As previously shown, BitTorrent can be a boon to the independent film-maker. Usually a lack of money restricts the distribution of a film, but occasionally the content works against it. As well as the promotion of new, aspiring talent, torrents can be used to spread films which may be politically discouraged from more usual methods.
One such example is the recent release of ‘Route Irish‘, a film mainly about the protests at Shannon Airport in Ireland, over its assistance to the United States, in the latter’s actions against Afghanistan, and Iraq. Produced through Indymedia Ireland, it is a 90 minute documentary compiling footage donated over the last few years to its editor, Eamonn Crudden. “10 peoples footage,” he replied when asked about the video’s source, “copyleft is what they had in common and it made this film possible really.”
Crudden claims that the film would not gain coverage in Ireland, due to certain clips contained in the film, pointing out the American taking pictures around 16 minutes into the film, to TorrentFreak as an example. Usually, such low-budget independent releases would have been put on videotape, copied a few dozen times, and passed around those already interested in the topic, a videographic samizdat as it were. With the advent of BitTorrent, the reach of the film-maker has exploded.
When asked why he decided to to release via BitTorrent, Crudden, who described himself as ‘pretty untechnical’, said “Basic answer is I saw Steal this Film and read I stuff kind of in an academic way by Eben Moglen and an Irish guy called Alan Toner and they just argued that this was the maximum efficient system in history for distributing stuff. I also thought it might get out of an activist ghetto that way too.” And get out of the ghetto it has. Whereas, he explained, it used to take “months and months to get rid of 100 VHS tapes of a documentary back in the day,” according to the tracker stats, since its release it was downloaded more than 1000 times.
One of the comments to the first part asked “can we get the cost to make a film low enough to enable a blue-collar moviemaker scene?” Eamonn thinks so, and is working on that, as a part time tutor in film production in Queens University, Belfast. He also has a word of warning for the major Hollywood studios. “[It] makes entry level at a global level easy for people without gatekeepers and cliques determining what gets made. It will get very interesting when a generation really familiar with it start bypassing institutional production AS WELL AS distribution”

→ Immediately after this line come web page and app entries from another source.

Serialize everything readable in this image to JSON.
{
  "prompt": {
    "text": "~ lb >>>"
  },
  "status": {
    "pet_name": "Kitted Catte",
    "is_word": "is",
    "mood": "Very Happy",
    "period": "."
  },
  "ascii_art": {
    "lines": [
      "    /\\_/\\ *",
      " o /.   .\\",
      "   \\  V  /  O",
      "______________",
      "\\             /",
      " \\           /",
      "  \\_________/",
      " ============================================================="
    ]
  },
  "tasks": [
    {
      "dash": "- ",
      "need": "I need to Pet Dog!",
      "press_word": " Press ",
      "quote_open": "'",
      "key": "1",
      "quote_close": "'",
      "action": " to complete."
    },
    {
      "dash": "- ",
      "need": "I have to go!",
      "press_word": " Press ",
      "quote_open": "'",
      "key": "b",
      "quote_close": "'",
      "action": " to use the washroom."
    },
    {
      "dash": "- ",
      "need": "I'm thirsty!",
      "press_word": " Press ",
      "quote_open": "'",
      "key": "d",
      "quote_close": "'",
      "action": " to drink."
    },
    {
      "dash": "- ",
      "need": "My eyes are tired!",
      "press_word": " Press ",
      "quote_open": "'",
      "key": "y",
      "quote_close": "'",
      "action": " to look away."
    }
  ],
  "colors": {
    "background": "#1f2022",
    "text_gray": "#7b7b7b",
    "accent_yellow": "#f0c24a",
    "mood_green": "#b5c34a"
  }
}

The production and dissemination of work which may otherwise be censored is a significant non infringing use of P2P that no court should be quick to dismiss. No court that values free speech anyway.
The torrent for Route Irish is available here.